"His divine power has given us everything we need for life and godliness. . . ." (2 Pet. 1:3)
This, folks, is quite a promise. If you have been a Christian for a while, you may be like me in that I often read over (that is, pass over) something in Scripture without fully appreciating and appropriating what has been said. Everything I need? I had parents who lovingly reared me to the best of their abilities, and yet they could not say (nor could I say) that they gave me everything I need. Like everyone, I remain needy. I'm still, at least in part, a cup to be filled, with holes to be patched. And yet Peter claims that God gives us everything we need.
Going back just a bit, it's interesting that Peter introduces himself in this letter as "Simon Peter," whereas in 1 Peter he simply says "Peter." No big deal, we might think, but if you believe there are no chance inclusions/omissions in Scripture, then it is a purposeful inclusion, if not by Peter certainly by God who superintended the writing of this letter. Perhaps, as some commentators note, Peter did so to emphasize his progression, from Simon the cowardly follower of Jesus, big on words but short on action, to Peter, the rock, the man of God by God's grace alone. His divine power gave Peter what he needed for life, and godliness too.
I usually forget I have the Holy Spirit and settle for the spirit holy, that is, the vague veneer of spirituality, all controlled and manageable. That's fine for when life is going well, but when it's not, I need the Holy Spirit. I need something awesome, something almost dangerous, in short Someone to do something --- a miracle, a rescue, a last-minute save, or a healing. I forget what I have available. Or, worse, I just don't fully believe it at that moment of existence.

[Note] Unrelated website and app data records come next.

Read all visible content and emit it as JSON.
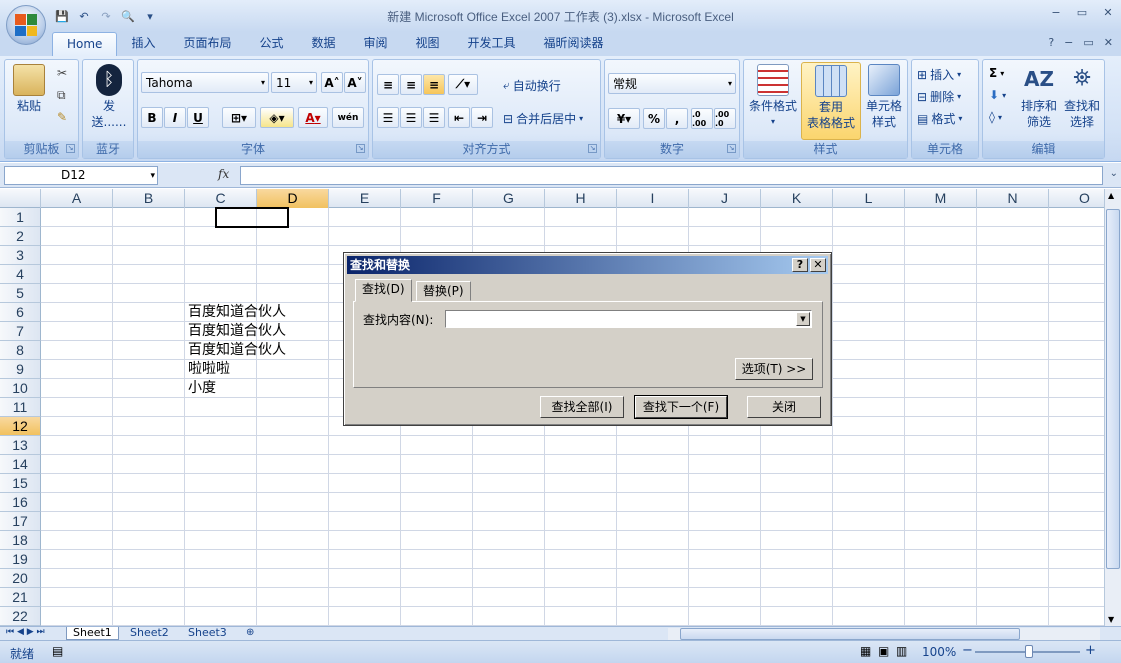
{
  "window": {
    "title": "新建 Microsoft Office Excel 2007 工作表 (3).xlsx - Microsoft Excel",
    "minimize": "−",
    "restore": "▭",
    "close": "✕"
  },
  "qat": {
    "save": "💾",
    "undo": "↶",
    "redo": "↷",
    "preview": "🔍",
    "more": "▾"
  },
  "tabs": [
    {
      "label": "Home",
      "active": true
    },
    {
      "label": "插入"
    },
    {
      "label": "页面布局"
    },
    {
      "label": "公式"
    },
    {
      "label": "数据"
    },
    {
      "label": "审阅"
    },
    {
      "label": "视图"
    },
    {
      "label": "开发工具"
    },
    {
      "label": "福昕阅读器"
    }
  ],
  "tab_controls": {
    "help": "?",
    "min": "−",
    "restore": "▭",
    "close": "✕"
  },
  "ribbon": {
    "clipboard": {
      "label": "剪贴板",
      "paste": "粘贴"
    },
    "bluetooth": {
      "label": "蓝牙",
      "send1": "发",
      "send2": "送......"
    },
    "font": {
      "label": "字体",
      "name": "Tahoma",
      "size": "11",
      "bold": "B",
      "italic": "I",
      "underline": "U",
      "grow": "A˄",
      "shrink": "A˅",
      "phonetic": "wén",
      "font_color": "A"
    },
    "align": {
      "label": "对齐方式",
      "wrap": "自动换行",
      "merge": "合并后居中"
    },
    "number": {
      "label": "数字",
      "format": "常规",
      "percent": "%",
      "comma": ",",
      "inc": ".0 .00",
      "dec": ".00 .0"
    },
    "styles": {
      "label": "样式",
      "cond1": "条件格式",
      "table1": "套用",
      "table2": "表格格式",
      "cell1": "单元格",
      "cell2": "样式"
    },
    "cells": {
      "label": "单元格",
      "insert": "插入",
      "delete": "删除",
      "format": "格式"
    },
    "edit": {
      "label": "编辑",
      "sort1": "排序和",
      "sort2": "筛选",
      "find1": "查找和",
      "find2": "选择",
      "sum": "Σ"
    }
  },
  "formula_bar": {
    "name_box": "D12",
    "fx": "fx",
    "value": ""
  },
  "columns": [
    "A",
    "B",
    "C",
    "D",
    "E",
    "F",
    "G",
    "H",
    "I",
    "J",
    "K",
    "L",
    "M",
    "N",
    "O"
  ],
  "selected_column": "D",
  "rows": [
    "1",
    "2",
    "3",
    "4",
    "5",
    "6",
    "7",
    "8",
    "9",
    "10",
    "11",
    "12",
    "13",
    "14",
    "15",
    "16",
    "17",
    "18",
    "19",
    "20",
    "21",
    "22"
  ],
  "selected_row": "12",
  "cells": [
    {
      "ref": "C6",
      "value": "百度知道合伙人"
    },
    {
      "ref": "C7",
      "value": "百度知道合伙人"
    },
    {
      "ref": "C8",
      "value": "百度知道合伙人"
    },
    {
      "ref": "C9",
      "value": "啦啦啦"
    },
    {
      "ref": "C10",
      "value": "小度"
    }
  ],
  "sheets": [
    {
      "label": "Sheet1",
      "active": true
    },
    {
      "label": "Sheet2"
    },
    {
      "label": "Sheet3"
    }
  ],
  "status": {
    "text": "就绪",
    "zoom": "100%",
    "zoom_minus": "−",
    "zoom_plus": "+"
  },
  "dialog": {
    "title": "查找和替换",
    "help": "?",
    "close": "✕",
    "tab_find": "查找(D)",
    "tab_replace": "替换(P)",
    "find_label": "查找内容(N):",
    "find_value": "",
    "options": "选项(T) >>",
    "find_all": "查找全部(I)",
    "find_next": "查找下一个(F)",
    "close_btn": "关闭"
  }
}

Remember that wild-eyed Jesus-crazy pastor that cornered me at the back of church all those years ago? (I wrote about him once.) Now he really believed that "His divine power has given us everything we need for life and godliness." He said "Steve, we've got to live existentially, moment by moment." Grabbing me by the shoulders and shaking me gently, he said it again, and all I could do was nod and make for the door, thinking he was a little bit of a nut. After all, he was charismatic, you know. They tend to be emotional and have wild ideas about the Spirit (like that He actually does things and isn't just some benign ghostly presence).
Yesterday I found out that that pastor, long retired, is still around. I'm going to find him. I think he's right. I think we have to believe and trust God moment by moment. This is amazing stuff, because if you believe what Peter said you are tapped into the power that created the universe, and if you don't, then it's pure foolishness. Some moments I believe it, and then some moments I don't, and yet I want to. I really, really do want to believe this every moment.